Efeso Collins is a front-runner for Mayor of Auckland, but his unfortunate past hangs over his political aspirations. In 2012, Collins was a staunch advocate against the Marriage (Definition of Marriage) Amendment Bill, the bill that would allow same-sex marriage. That cut the queer community deep.
It is instinctive to seek revenge from those who've hurt us. Collins' words and actions hurt me. They made me so angry that I held strong feelings against Collins for a long time. But with age came wisdom and understanding. Twelve-year-old me was profusely angry at Collins for advocating against same-sex marriage. At 22, I accept that I belong to colonised peoples. My people's actions are not always consistent with our culture because Christianity supplanted our culture.
Pākehā queer folk assume that I am betraying the queer community because I am not mad at Collins. Pākehā often forget that indigenous queer identities were integral to Pacific communities before the British colonised and forcefully imposed English law throughout the Pacific. Pākehā brought the laws that criminalised homosexuality to our lands.

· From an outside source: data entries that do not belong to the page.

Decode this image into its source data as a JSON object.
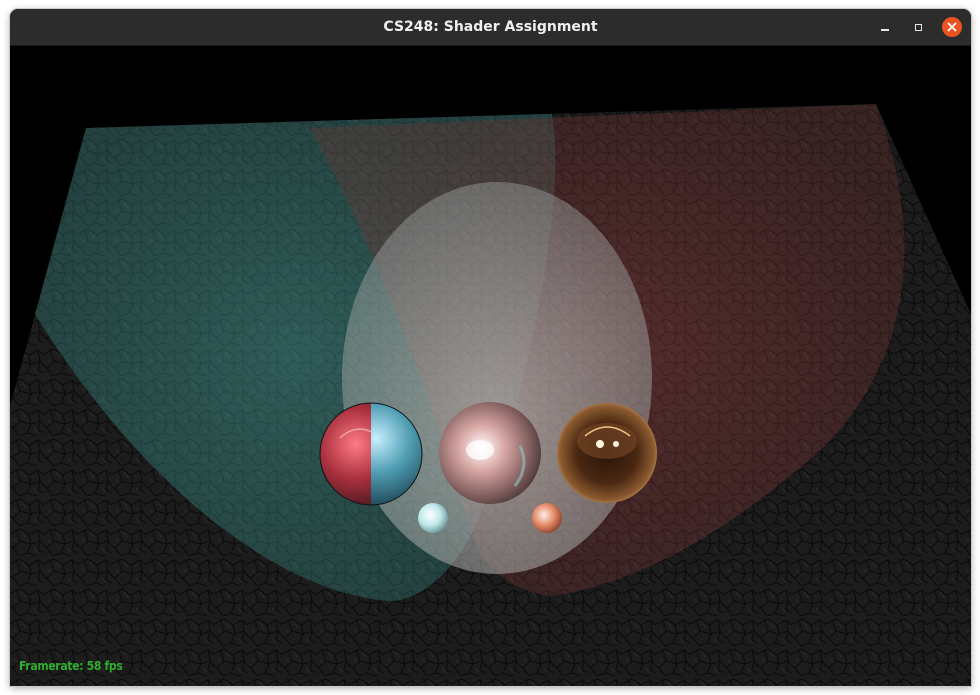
{
  "window": {
    "title": "CS248: Shader Assignment",
    "controls": {
      "minimize_icon": "minimize-icon",
      "maximize_icon": "maximize-icon",
      "close_icon": "close-icon",
      "close_color": "#e95420"
    }
  },
  "scene": {
    "background_color": "#000000",
    "floor_color": "#1c1c1c",
    "lights": [
      {
        "name": "teal spotlight",
        "color": "#4fbfb4"
      },
      {
        "name": "red spotlight",
        "color": "#b94a4a"
      },
      {
        "name": "white spotlight",
        "color": "#e8e2dc"
      }
    ],
    "spheres": [
      {
        "name": "split red/blue sphere",
        "color_a": "#c94a55",
        "color_b": "#4f9db3"
      },
      {
        "name": "pink glossy sphere",
        "color_a": "#d7a6a3",
        "color_b": "#8fd0cf"
      },
      {
        "name": "bronze mirror sphere",
        "color_a": "#6b3e22",
        "color_b": "#d59a60"
      },
      {
        "name": "small cyan sphere",
        "color_a": "#bfe9ea",
        "color_b": "#e3b7b4"
      },
      {
        "name": "small orange sphere",
        "color_a": "#e58a6a",
        "color_b": "#f2d3c4"
      }
    ]
  },
  "status": {
    "framerate_text": "Framerate: 58 fps",
    "framerate_color": "#2fae2f"
  }
}
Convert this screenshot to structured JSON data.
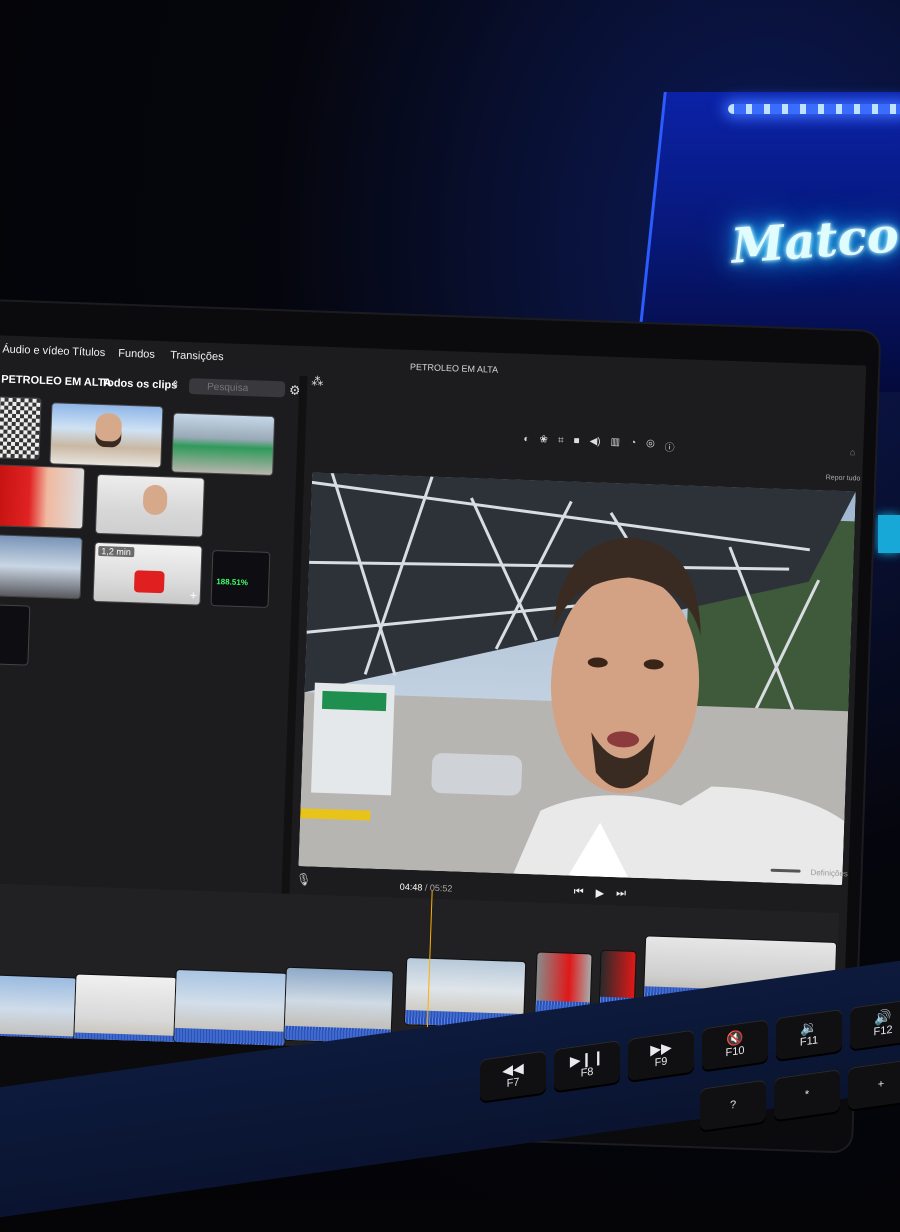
{
  "neon_sign": "Matco",
  "app": {
    "window_title": "PETROLEO EM ALTA",
    "tabs": [
      "Áudio e vídeo",
      "Títulos",
      "Fundos",
      "Transições"
    ],
    "library": {
      "project_name": "PETROLEO EM ALTA",
      "filter": "Todos os clips",
      "search_placeholder": "Pesquisa"
    },
    "browser_badges": {
      "duration": "1,2 min",
      "stat": "188.51%"
    },
    "viewer": {
      "toolbar_icons": [
        "color-balance-icon",
        "color-correction-icon",
        "crop-icon",
        "stabilization-icon",
        "volume-icon",
        "noise-reduction-icon",
        "speed-icon",
        "filter-icon",
        "info-icon"
      ],
      "reset_label": "Repor tudo",
      "settings_label": "Definições"
    },
    "timecode": {
      "current": "04:48",
      "separator": "/",
      "total": "05:52"
    }
  },
  "keyboard": {
    "keys": [
      {
        "glyph": "◀◀",
        "label": "F7"
      },
      {
        "glyph": "▶❙❙",
        "label": "F8"
      },
      {
        "glyph": "▶▶",
        "label": "F9"
      },
      {
        "glyph": "🔇",
        "label": "F10"
      },
      {
        "glyph": "🔉",
        "label": "F11"
      },
      {
        "glyph": "🔊",
        "label": "F12"
      }
    ],
    "bottom_keys": [
      "?",
      "*",
      "+"
    ]
  },
  "colors": {
    "accent_audio": "#2a52b8",
    "playhead": "#ffb000",
    "neon": "#36d8ff"
  }
}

Collins faces a double whammy.
Pākehā left-wingers demand that Pacific politicians act consistently with progressive ideas at all times. They rarely see that limited progress in the Pacific community constrains Pacific leaders' actions. Pacific communities, particular elders, remain politically conservative due to the lasting effect of colonisation.
The state awarded the British colonisers' and settlers' descendants egalitarian education and the opportunity to advance human rights movements while the Pacific community battled the dawn raids and entrenched poverty. The state did not afford the Pacific community the same resources, education, and time to undo the effects of colonisation.
Pacific peoples exist in collectivist communities. It is a blessing and a curse. It means that our identity and happiness are deeply embedded in belonging to our community. I grew up in a small village in Fiji. The village elders put me into conversion therapy at a young age to cure my queerness.
I stayed in conversion therapy because the church convinced me that refusing to change meant my community would banish me. Anyone who supported me suffered the same faith. The fear of losing my community was more overwhelming than trying to change. That is the kind of importance and grip collectivism has on Pacific peoples.
Like the elders in my village, Collins is a product of the church. The church raised Collins to believe that marriage is between a man and a woman, and anything otherwise is sinful. Anyone who retaliates against the church is banished.
I look at Collins' actions in light of the communities he represented when advocating against same-sex marriage. It is difficult to accept, even for me, that many people from my community have deeply held anti-queer views and they are not passive holders of these beliefs. I empathise with Collins. The church would have taken his silence to support queer people, and the extremists would have excommunicated him from the Pacific church and community. People wanted Collins excommunicated for supporting the vaccine rollout.
So far, the past. Collins has apologised for his past actions and supports same-sex marriage. I developed a personal relationship with Collins when he reached out to me when I was leading the movement to ban conversion therapy.
The church wrote me off. Collins acted as the bridge between the church and me. Collins saw that the church violently opposed the conversion therapy ban primarily out of misunderstanding the Conversion Practices Prohibition Legislation Bill. Collins took it upon himself to educate the church. I remember being on the phone with Collins regularly, answering his questions about the conversion therapy ban. He made notes swiftly as I spoke at the speed of light, never complaining.
In those moments, I witnessed Collins' fatherly protective nature in action to protect queer people. The anger I held towards Collins melted into empathy. I forgave him and refused to punish Pacific elders for taking the time to undo colonial trauma. I seek intergenerational healing over revenge. Despite Collins' past, his present actions prove he is a changed man. The best apology is action.
I trust that Collins has my queer back.
Shaneel Shavneel Lal (they/them) was instrumental in the bill to ban conversion therapy in New Zealand. They are a law and psychology student, model and influencer.